could be an enhancement proposal, as you get durations for the difference of dates it would be nice to have appr. formattings for them,
calc limits this to either - occasionally big - numbers of hours:minutes and wrong rouded seconds?, or days with decimal fractions … while offering ‘sexagesimal format’ for timestamps,
neither 105565:12:53,35 hr nor 8402,59699074074 d are easy to handle for humans as durations, we are used to ‘three days and 10 hours’, ‘one year and three month’ or similar,
i am! aware of the difficulties starting with different lengts of months’s and not ending with leap seconds or fp-granularity … would be tricky … but ‘ddd - hh:mm’ or similar should be possible and nice to have?
‘(pseudo-)unit day’? ‘day’ represented by ‘1’ is the! one and only unit calc uses for all time calculations afaik …
Imo it would be “nice” to actually implement the fundamental distinction between “point in time” (calendaric date-time with TimeOfDay) and duarations. No hope! Most people even refuse any approach to understand the conflict.
…numbers of hours:minutes and wrong rouded seconds?
TOD formats rightfully always round down.
…we are used to ‘three days and 10 hours’, ‘one year and three months’ or similar,
The example doesn’t hit exactly what I mean. However: We are used to lots of bad practice (politics, applied ethics, bad or outdated terms in writing and speaking…). The conclusion cannot be forever to leave it at that.
i like your fundamental thoughts …
‘Imo it would be “nice” to actually implement the fundamental distinction between “point in time” (calendaric date-time with TimeOfDay) and duarations.’ - fully agree!
‘TOD formats rightfully always round down.’ - the rounding problem was only for seconds as single function? just tried formatting “2020-09-04 23:59:59,5” to “YYYY-MM-DD HH:MM:SS”, rounds up, … and! … some TOD formats ‘steal’ the fractional seconds on edit,
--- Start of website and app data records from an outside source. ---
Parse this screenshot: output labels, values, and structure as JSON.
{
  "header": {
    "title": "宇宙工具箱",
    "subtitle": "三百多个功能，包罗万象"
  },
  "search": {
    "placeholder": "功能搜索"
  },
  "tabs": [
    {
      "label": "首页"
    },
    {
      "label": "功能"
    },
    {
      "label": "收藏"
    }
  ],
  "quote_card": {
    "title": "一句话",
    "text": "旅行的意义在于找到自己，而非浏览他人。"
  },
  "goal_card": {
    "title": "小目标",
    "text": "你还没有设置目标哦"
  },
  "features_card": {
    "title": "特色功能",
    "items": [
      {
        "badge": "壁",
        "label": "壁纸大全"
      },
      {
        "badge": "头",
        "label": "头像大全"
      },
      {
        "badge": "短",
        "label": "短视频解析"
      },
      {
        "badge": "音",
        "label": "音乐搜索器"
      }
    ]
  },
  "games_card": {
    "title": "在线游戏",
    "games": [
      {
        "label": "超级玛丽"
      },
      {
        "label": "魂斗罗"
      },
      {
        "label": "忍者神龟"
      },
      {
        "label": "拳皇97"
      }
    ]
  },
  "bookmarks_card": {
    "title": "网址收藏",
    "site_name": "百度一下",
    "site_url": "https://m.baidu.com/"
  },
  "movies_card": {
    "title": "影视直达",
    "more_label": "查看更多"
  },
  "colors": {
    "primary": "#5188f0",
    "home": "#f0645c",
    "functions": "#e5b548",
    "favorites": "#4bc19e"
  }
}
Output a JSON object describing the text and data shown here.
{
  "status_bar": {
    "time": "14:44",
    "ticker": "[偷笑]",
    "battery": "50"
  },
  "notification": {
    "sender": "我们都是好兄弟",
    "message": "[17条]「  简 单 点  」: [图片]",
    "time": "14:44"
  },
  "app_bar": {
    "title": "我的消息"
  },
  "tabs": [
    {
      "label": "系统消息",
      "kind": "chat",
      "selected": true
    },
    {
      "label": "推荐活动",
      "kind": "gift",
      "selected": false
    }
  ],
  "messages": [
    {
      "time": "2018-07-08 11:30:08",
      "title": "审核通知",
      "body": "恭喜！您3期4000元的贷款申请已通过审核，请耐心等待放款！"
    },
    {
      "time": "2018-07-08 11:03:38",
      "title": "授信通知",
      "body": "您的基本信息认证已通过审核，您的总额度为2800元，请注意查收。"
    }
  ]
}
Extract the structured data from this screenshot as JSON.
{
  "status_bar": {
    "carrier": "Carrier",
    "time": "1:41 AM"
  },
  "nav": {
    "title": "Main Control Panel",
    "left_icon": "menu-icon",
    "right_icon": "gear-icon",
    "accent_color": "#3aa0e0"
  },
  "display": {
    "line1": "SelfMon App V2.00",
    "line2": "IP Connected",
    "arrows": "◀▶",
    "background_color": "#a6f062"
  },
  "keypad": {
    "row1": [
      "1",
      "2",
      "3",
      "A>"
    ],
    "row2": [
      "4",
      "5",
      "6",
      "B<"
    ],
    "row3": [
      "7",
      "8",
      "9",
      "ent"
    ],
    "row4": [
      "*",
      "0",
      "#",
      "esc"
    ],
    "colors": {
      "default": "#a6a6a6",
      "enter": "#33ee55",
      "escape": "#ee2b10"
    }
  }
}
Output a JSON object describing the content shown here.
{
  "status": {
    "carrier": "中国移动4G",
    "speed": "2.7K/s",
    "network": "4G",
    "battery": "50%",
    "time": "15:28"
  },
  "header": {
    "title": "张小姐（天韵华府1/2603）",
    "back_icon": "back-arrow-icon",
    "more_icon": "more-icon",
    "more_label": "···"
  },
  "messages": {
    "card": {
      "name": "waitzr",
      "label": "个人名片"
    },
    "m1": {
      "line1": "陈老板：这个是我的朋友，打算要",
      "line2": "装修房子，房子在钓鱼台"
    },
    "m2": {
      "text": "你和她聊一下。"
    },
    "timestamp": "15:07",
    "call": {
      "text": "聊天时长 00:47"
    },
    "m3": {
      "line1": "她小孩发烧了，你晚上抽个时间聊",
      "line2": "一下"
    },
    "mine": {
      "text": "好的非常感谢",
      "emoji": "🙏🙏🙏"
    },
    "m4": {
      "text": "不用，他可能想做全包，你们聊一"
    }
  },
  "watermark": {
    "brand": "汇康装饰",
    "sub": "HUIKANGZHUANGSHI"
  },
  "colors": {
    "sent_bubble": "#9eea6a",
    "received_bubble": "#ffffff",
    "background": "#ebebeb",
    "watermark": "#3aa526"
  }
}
‘The conclusion cannot be forever to leave it at that.’ - fully agree!